Premenstrual dysphoric disorder (PMDD) can be considered a severe form
of premenstrual syndrome (PMS). Both PMS and PMDD are characterized by
unpleasant physical and psychological symptoms that occur in the second half of
a woman's menstrual cycle,
most commonly in the days preceding the menstrual period. Physical symptoms such
as bloatiung, breast tenderness, headaches, and joint pain; food cravings, mood
swings or frequent crying, panic attacks,
changes, irritability, and trouble focusing are among the most common symptoms,
yet other symptomslike anxiety and trouble sleeping have been reported. PMS
symptoms may be troubling and unpleasant. PMDD may cause severe, debilitating symptoms that interfere with a woman's ability to function.
The American College of Obstetricians and Gynecologists estimates that at
least 85 ercent of menstruating women have at least one PMS symptom as part of
their monthly cycle. PMS is much more common than PMDD. You must have 5 or more
of the symptoms listed above to be diagnosed with PMDD.
Biologic, psychological, environmental, and social factors all seem to play a
part in PMDD. It is important to note that PMDD is not the fault of the woman
suffering from it or the result of a "weak" or unstable personality.

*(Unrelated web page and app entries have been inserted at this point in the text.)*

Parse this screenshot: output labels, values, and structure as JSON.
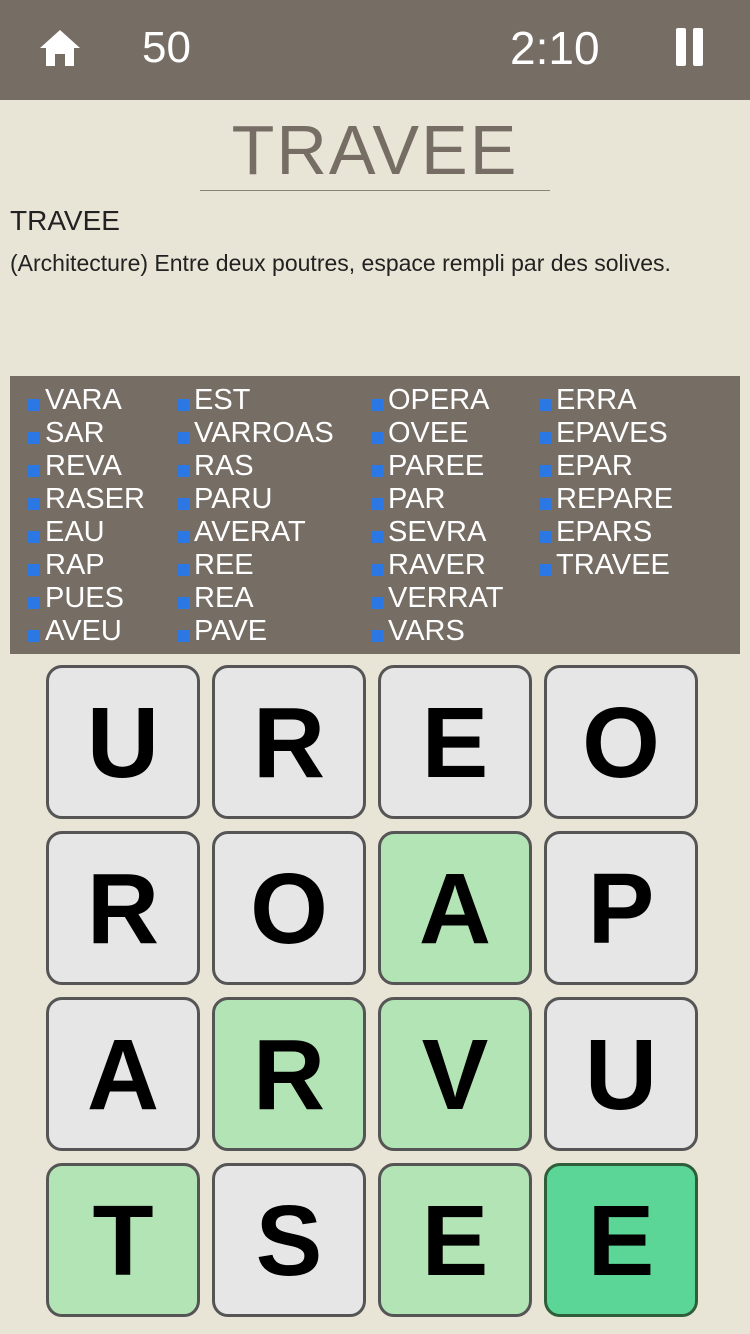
{
  "header": {
    "score": "50",
    "timer": "2:10"
  },
  "current_word": "TRAVEE",
  "definition": {
    "word": "TRAVEE",
    "text": "(Architecture) Entre deux poutres, espace rempli par des solives."
  },
  "found_words": [
    [
      "VARA",
      "SAR",
      "REVA",
      "RASER",
      "EAU",
      "RAP",
      "PUES",
      "AVEU"
    ],
    [
      "EST",
      "VARROAS",
      "RAS",
      "PARU",
      "AVERAT",
      "REE",
      "REA",
      "PAVE"
    ],
    [
      "OPERA",
      "OVEE",
      "PAREE",
      "PAR",
      "SEVRA",
      "RAVER",
      "VERRAT",
      "VARS"
    ],
    [
      "ERRA",
      "EPAVES",
      "EPAR",
      "REPARE",
      "EPARS",
      "TRAVEE"
    ]
  ],
  "grid": [
    [
      {
        "letter": "U",
        "state": "normal"
      },
      {
        "letter": "R",
        "state": "normal"
      },
      {
        "letter": "E",
        "state": "normal"
      },
      {
        "letter": "O",
        "state": "normal"
      }
    ],
    [
      {
        "letter": "R",
        "state": "normal"
      },
      {
        "letter": "O",
        "state": "normal"
      },
      {
        "letter": "A",
        "state": "selected"
      },
      {
        "letter": "P",
        "state": "normal"
      }
    ],
    [
      {
        "letter": "A",
        "state": "normal"
      },
      {
        "letter": "R",
        "state": "selected"
      },
      {
        "letter": "V",
        "state": "selected"
      },
      {
        "letter": "U",
        "state": "normal"
      }
    ],
    [
      {
        "letter": "T",
        "state": "selected"
      },
      {
        "letter": "S",
        "state": "normal"
      },
      {
        "letter": "E",
        "state": "selected"
      },
      {
        "letter": "E",
        "state": "current"
      }
    ]
  ],
  "colors": {
    "bar": "#766d64",
    "background": "#e8e4d6",
    "tile": "#e6e6e6",
    "tile_selected": "#b3e4b5",
    "tile_current": "#5cd696",
    "word_bullet": "#2b78e4"
  },
  "icons": {
    "home": "home-icon",
    "pause": "pause-icon"
  }
}
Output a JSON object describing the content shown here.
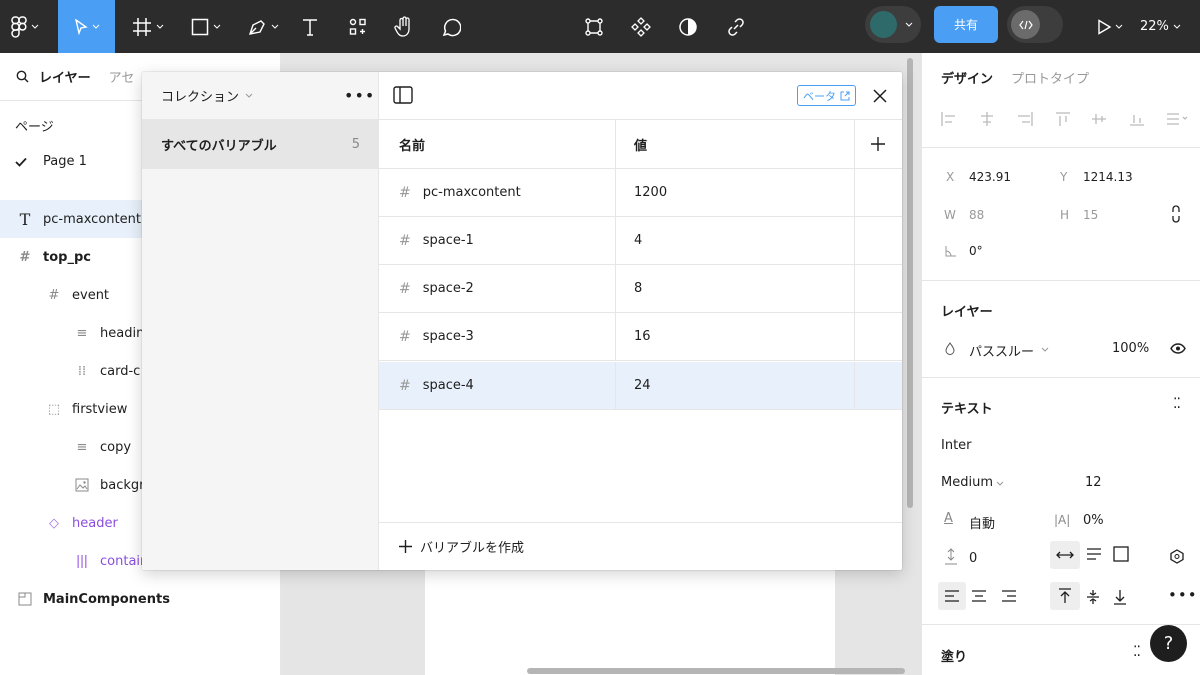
{
  "toolbar": {
    "share_label": "共有",
    "zoom": "22%"
  },
  "layers_panel": {
    "tab_layers": "レイヤー",
    "tab_assets": "アセ",
    "pages_header": "ページ",
    "page_item": "Page 1",
    "layers": [
      {
        "label": "pc-maxcontent",
        "icon": "text-icon",
        "selected": true
      },
      {
        "label": "top_pc",
        "icon": "frame-icon"
      },
      {
        "label": "event",
        "icon": "frame-icon"
      },
      {
        "label": "headin",
        "icon": "stack-icon"
      },
      {
        "label": "card-c",
        "icon": "grid-icon"
      },
      {
        "label": "firstview",
        "icon": "group-icon"
      },
      {
        "label": "copy",
        "icon": "stack-icon"
      },
      {
        "label": "backgr",
        "icon": "image-icon"
      },
      {
        "label": "header",
        "icon": "instance-icon"
      },
      {
        "label": "contair",
        "icon": "auto-layout-icon"
      },
      {
        "label": "MainComponents",
        "icon": "section-icon"
      }
    ]
  },
  "variables_modal": {
    "collections_header": "コレクション",
    "collection_name": "すべてのバリアブル",
    "collection_count": "5",
    "beta_label": "ベータ",
    "col_name": "名前",
    "col_value": "値",
    "rows": [
      {
        "name": "pc-maxcontent",
        "value": "1200"
      },
      {
        "name": "space-1",
        "value": "4"
      },
      {
        "name": "space-2",
        "value": "8"
      },
      {
        "name": "space-3",
        "value": "16"
      },
      {
        "name": "space-4",
        "value": "24",
        "selected": true
      }
    ],
    "create_label": "バリアブルを作成"
  },
  "design_panel": {
    "tab_design": "デザイン",
    "tab_prototype": "プロトタイプ",
    "x_label": "X",
    "x_value": "423.91",
    "y_label": "Y",
    "y_value": "1214.13",
    "w_label": "W",
    "w_value": "88",
    "h_label": "H",
    "h_value": "15",
    "rotation": "0°",
    "layer_section": "レイヤー",
    "blend_mode": "パススルー",
    "opacity": "100%",
    "text_section": "テキスト",
    "font_family": "Inter",
    "font_weight": "Medium",
    "font_size": "12",
    "line_height": "自動",
    "letter_spacing": "0%",
    "paragraph_spacing": "0",
    "fill_section": "塗り"
  },
  "colors": {
    "accent": "#4a9ff5",
    "toolbar_bg": "#2c2c2c",
    "selection_bg": "#e8f1fb",
    "component_purple": "#8a4fdd"
  }
}
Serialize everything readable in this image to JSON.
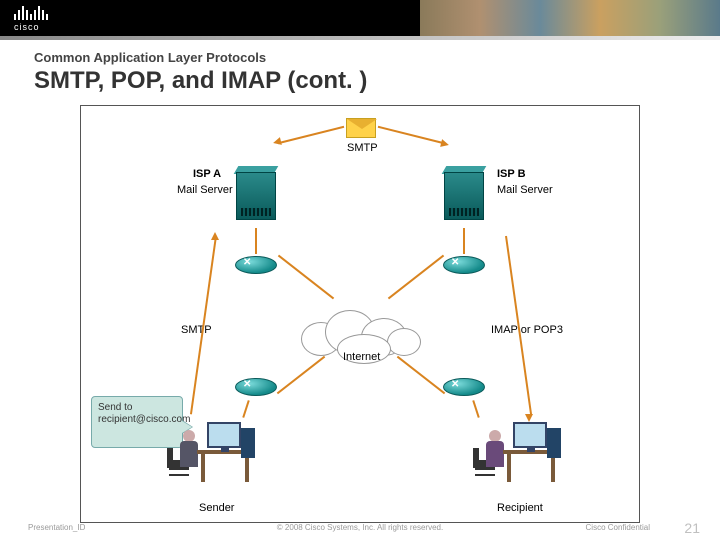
{
  "header": {
    "brand": "cisco",
    "eyebrow": "Common Application Layer Protocols",
    "title": "SMTP, POP, and IMAP (cont. )"
  },
  "diagram": {
    "top_protocol": "SMTP",
    "isp_a": {
      "name": "ISP A",
      "role": "Mail Server"
    },
    "isp_b": {
      "name": "ISP B",
      "role": "Mail Server"
    },
    "left_protocol": "SMTP",
    "right_protocol": "IMAP or POP3",
    "cloud_label": "Internet",
    "callout": "Send to recipient@cisco.com",
    "sender_label": "Sender",
    "recipient_label": "Recipient"
  },
  "footer": {
    "presentation_id": "Presentation_ID",
    "copyright": "© 2008 Cisco Systems, Inc. All rights reserved.",
    "confidential": "Cisco Confidential",
    "page": "21"
  }
}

It is also
not something that is "all in the woman' head." Rather, PMDD is a medical
illness that impacts only 3% to 8% of women. Fortunately, it can be treated by a
health care professional with behavioral and pharmaceutical options.

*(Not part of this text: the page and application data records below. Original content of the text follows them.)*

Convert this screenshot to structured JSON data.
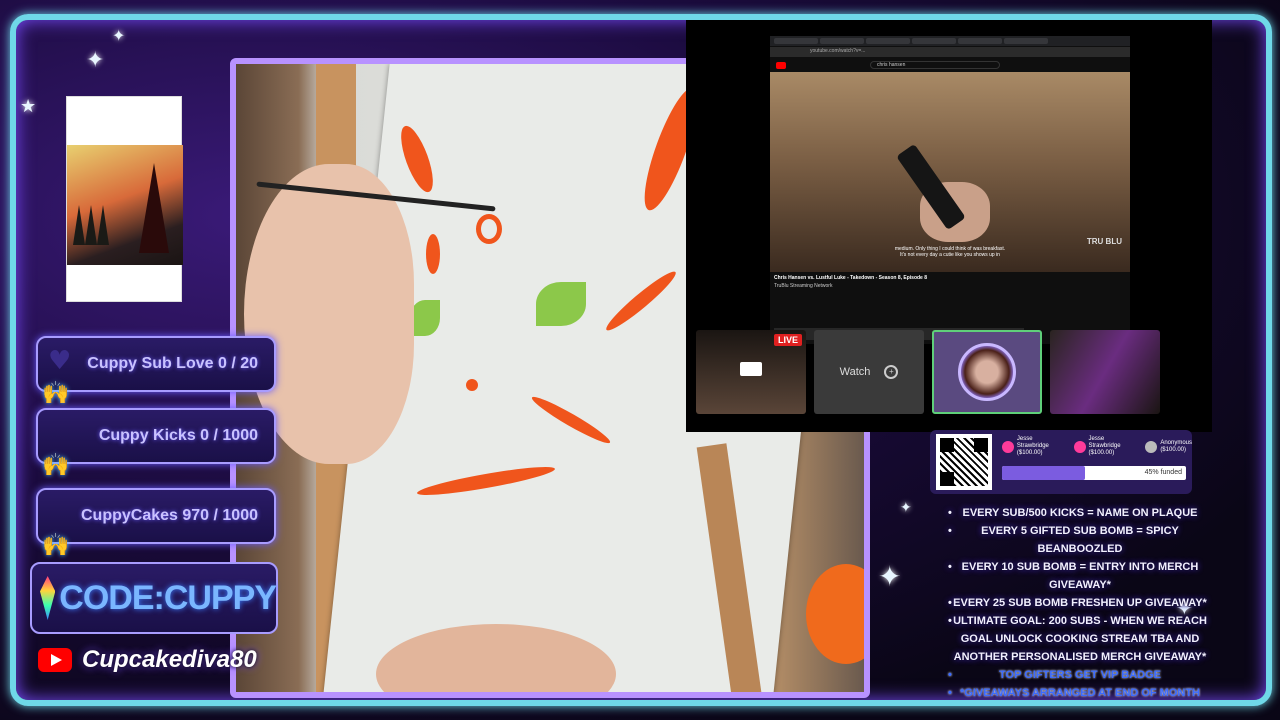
{
  "goals": [
    {
      "label": "Cuppy Sub Love 0 / 20"
    },
    {
      "label": "Cuppy Kicks 0 / 1000"
    },
    {
      "label": "CuppyCakes 970 / 1000"
    }
  ],
  "code": {
    "label": "CODE:CUPPY"
  },
  "social": {
    "icon": "youtube-icon",
    "handle": "Cupcakediva80"
  },
  "screen_share": {
    "browser": {
      "address": "youtube.com/watch?v=...",
      "search_query": "chris hansen",
      "video_subtitle": "medium. Only thing I could think of was breakfast.",
      "video_subtitle_2": "It's not every day a cutie like you shows up in",
      "watermark": "TRU BLU",
      "video_title": "Chris Hansen vs. Lustful Luke - Takedown - Season 8, Episode 8",
      "channel": "TruBlu Streaming Network"
    },
    "tiles": [
      {
        "name": "live-camera",
        "badge": "LIVE"
      },
      {
        "name": "watch",
        "label": "Watch"
      },
      {
        "name": "avatar"
      },
      {
        "name": "second-camera"
      }
    ]
  },
  "donation": {
    "donors": [
      {
        "name": "Jesse Strawbridge",
        "amount": "($100.00)"
      },
      {
        "name": "Jesse Strawbridge",
        "amount": "($100.00)"
      },
      {
        "name": "Anonymous",
        "amount": "($100.00)"
      }
    ],
    "progress_label": "45% funded",
    "progress": 0.45
  },
  "rules": [
    {
      "text": "EVERY SUB/500 KICKS = NAME ON PLAQUE"
    },
    {
      "text": "EVERY 5 GIFTED SUB BOMB = SPICY BEANBOOZLED"
    },
    {
      "text": "EVERY 10 SUB BOMB = ENTRY INTO MERCH GIVEAWAY*"
    },
    {
      "text": "EVERY 25 SUB BOMB FRESHEN UP GIVEAWAY*"
    },
    {
      "text": "ULTIMATE GOAL: 200 SUBS - WHEN WE REACH GOAL UNLOCK COOKING STREAM TBA AND ANOTHER PERSONALISED MERCH GIVEAWAY*"
    },
    {
      "text": "TOP GIFTERS GET VIP BADGE"
    },
    {
      "text": "*GIVEAWAYS ARRANGED AT END OF MONTH"
    }
  ],
  "colors": {
    "frame": "#6fd8e8",
    "accent": "#b892ff",
    "paint": "#f0551c",
    "eyes": "#8cc84a"
  }
}
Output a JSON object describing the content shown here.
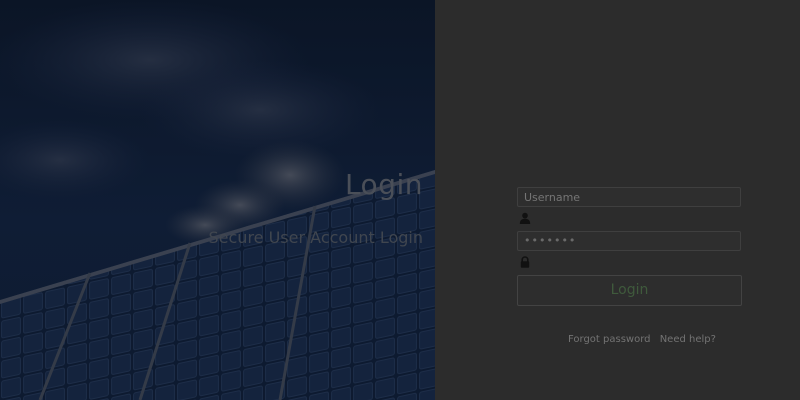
{
  "hero": {
    "title": "Login",
    "subtitle": "Secure User Account Login",
    "background": "solar-panels-sky-photo"
  },
  "form": {
    "username": {
      "placeholder": "Username",
      "value": "",
      "icon": "user-icon"
    },
    "password": {
      "value": "•••••••",
      "icon": "lock-icon"
    },
    "login_label": "Login"
  },
  "links": {
    "forgot": "Forgot password",
    "help": "Need help?"
  },
  "colors": {
    "panel_bg": "#2c2c2c",
    "hero_bg": "#0f1d35",
    "button_text": "#3f5a3c"
  }
}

PMDD has been previously medically referred to as late luteal phase dysphoric disorder.